◆ RECORDS TO USE ◆
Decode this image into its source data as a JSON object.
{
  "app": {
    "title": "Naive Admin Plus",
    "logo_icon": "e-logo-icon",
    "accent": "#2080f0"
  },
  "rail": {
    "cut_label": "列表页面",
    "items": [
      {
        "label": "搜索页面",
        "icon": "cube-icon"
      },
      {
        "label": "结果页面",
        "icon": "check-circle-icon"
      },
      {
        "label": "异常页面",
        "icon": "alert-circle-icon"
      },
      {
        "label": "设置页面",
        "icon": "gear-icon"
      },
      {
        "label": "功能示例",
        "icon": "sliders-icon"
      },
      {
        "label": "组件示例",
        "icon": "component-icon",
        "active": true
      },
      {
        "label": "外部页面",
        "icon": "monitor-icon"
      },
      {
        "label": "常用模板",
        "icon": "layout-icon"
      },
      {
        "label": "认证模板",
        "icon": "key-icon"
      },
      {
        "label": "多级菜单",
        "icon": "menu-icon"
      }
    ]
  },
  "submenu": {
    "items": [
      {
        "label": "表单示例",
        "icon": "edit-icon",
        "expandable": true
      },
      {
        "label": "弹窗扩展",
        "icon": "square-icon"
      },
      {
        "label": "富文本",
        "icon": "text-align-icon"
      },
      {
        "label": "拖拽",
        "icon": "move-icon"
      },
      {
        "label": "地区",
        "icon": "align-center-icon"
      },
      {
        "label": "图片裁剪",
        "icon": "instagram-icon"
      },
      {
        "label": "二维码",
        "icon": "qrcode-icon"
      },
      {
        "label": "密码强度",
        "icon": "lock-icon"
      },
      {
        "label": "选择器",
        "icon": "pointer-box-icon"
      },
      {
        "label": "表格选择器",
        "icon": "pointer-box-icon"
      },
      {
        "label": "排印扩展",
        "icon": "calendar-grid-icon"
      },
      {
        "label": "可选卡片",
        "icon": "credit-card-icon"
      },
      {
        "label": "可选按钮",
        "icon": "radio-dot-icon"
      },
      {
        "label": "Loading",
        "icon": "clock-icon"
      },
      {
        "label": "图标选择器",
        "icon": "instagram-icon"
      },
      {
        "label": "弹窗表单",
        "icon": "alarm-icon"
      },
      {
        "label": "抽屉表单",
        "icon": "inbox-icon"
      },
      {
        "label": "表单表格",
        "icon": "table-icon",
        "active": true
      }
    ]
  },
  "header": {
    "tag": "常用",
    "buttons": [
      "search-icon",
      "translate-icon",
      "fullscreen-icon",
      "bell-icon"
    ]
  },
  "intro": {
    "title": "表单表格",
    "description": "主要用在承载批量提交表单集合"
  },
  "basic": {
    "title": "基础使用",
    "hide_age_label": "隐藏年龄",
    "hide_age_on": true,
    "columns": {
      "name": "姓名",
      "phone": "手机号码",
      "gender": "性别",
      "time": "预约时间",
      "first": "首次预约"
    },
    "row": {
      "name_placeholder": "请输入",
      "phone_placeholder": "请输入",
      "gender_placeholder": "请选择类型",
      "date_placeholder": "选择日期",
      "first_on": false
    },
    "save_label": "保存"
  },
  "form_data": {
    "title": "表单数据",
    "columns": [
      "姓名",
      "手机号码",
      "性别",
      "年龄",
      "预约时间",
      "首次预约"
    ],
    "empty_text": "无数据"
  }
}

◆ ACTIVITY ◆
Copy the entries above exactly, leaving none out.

◆ ANSWER BOX ◆
Decode this image into its source data as a JSON object.
{
  "app": {
    "title": "Naive Admin Plus",
    "logo_icon": "e-logo-icon",
    "accent": "#2080f0"
  },
  "rail": {
    "cut_label": "列表页面",
    "items": [
      {
        "label": "搜索页面",
        "icon": "cube-icon"
      },
      {
        "label": "结果页面",
        "icon": "check-circle-icon"
      },
      {
        "label": "异常页面",
        "icon": "alert-circle-icon"
      },
      {
        "label": "设置页面",
        "icon": "gear-icon"
      },
      {
        "label": "功能示例",
        "icon": "sliders-icon"
      },
      {
        "label": "组件示例",
        "icon": "component-icon",
        "active": true
      },
      {
        "label": "外部页面",
        "icon": "monitor-icon"
      },
      {
        "label": "常用模板",
        "icon": "layout-icon"
      },
      {
        "label": "认证模板",
        "icon": "key-icon"
      },
      {
        "label": "多级菜单",
        "icon": "menu-icon"
      }
    ]
  },
  "submenu": {
    "items": [
      {
        "label": "表单示例",
        "icon": "edit-icon",
        "expandable": true
      },
      {
        "label": "弹窗扩展",
        "icon": "square-icon"
      },
      {
        "label": "富文本",
        "icon": "text-align-icon"
      },
      {
        "label": "拖拽",
        "icon": "move-icon"
      },
      {
        "label": "地区",
        "icon": "align-center-icon"
      },
      {
        "label": "图片裁剪",
        "icon": "instagram-icon"
      },
      {
        "label": "二维码",
        "icon": "qrcode-icon"
      },
      {
        "label": "密码强度",
        "icon": "lock-icon"
      },
      {
        "label": "选择器",
        "icon": "pointer-box-icon"
      },
      {
        "label": "表格选择器",
        "icon": "pointer-box-icon"
      },
      {
        "label": "排印扩展",
        "icon": "calendar-grid-icon"
      },
      {
        "label": "可选卡片",
        "icon": "credit-card-icon"
      },
      {
        "label": "可选按钮",
        "icon": "radio-dot-icon"
      },
      {
        "label": "Loading",
        "icon": "clock-icon"
      },
      {
        "label": "图标选择器",
        "icon": "instagram-icon"
      },
      {
        "label": "弹窗表单",
        "icon": "alarm-icon"
      },
      {
        "label": "抽屉表单",
        "icon": "inbox-icon"
      },
      {
        "label": "表单表格",
        "icon": "table-icon",
        "active": true
      }
    ]
  },
  "header": {
    "tag": "常用",
    "buttons": [
      "search-icon",
      "translate-icon",
      "fullscreen-icon",
      "bell-icon"
    ]
  },
  "intro": {
    "title": "表单表格",
    "description": "主要用在承载批量提交表单集合"
  },
  "basic": {
    "title": "基础使用",
    "hide_age_label": "隐藏年龄",
    "hide_age_on": true,
    "columns": {
      "name": "姓名",
      "phone": "手机号码",
      "gender": "性别",
      "time": "预约时间",
      "first": "首次预约"
    },
    "row": {
      "name_placeholder": "请输入",
      "phone_placeholder": "请输入",
      "gender_placeholder": "请选择类型",
      "date_placeholder": "选择日期",
      "first_on": false
    },
    "save_label": "保存"
  },
  "form_data": {
    "title": "表单数据",
    "columns": [
      "姓名",
      "手机号码",
      "性别",
      "年龄",
      "预约时间",
      "首次预约"
    ],
    "empty_text": "无数据"
  }
}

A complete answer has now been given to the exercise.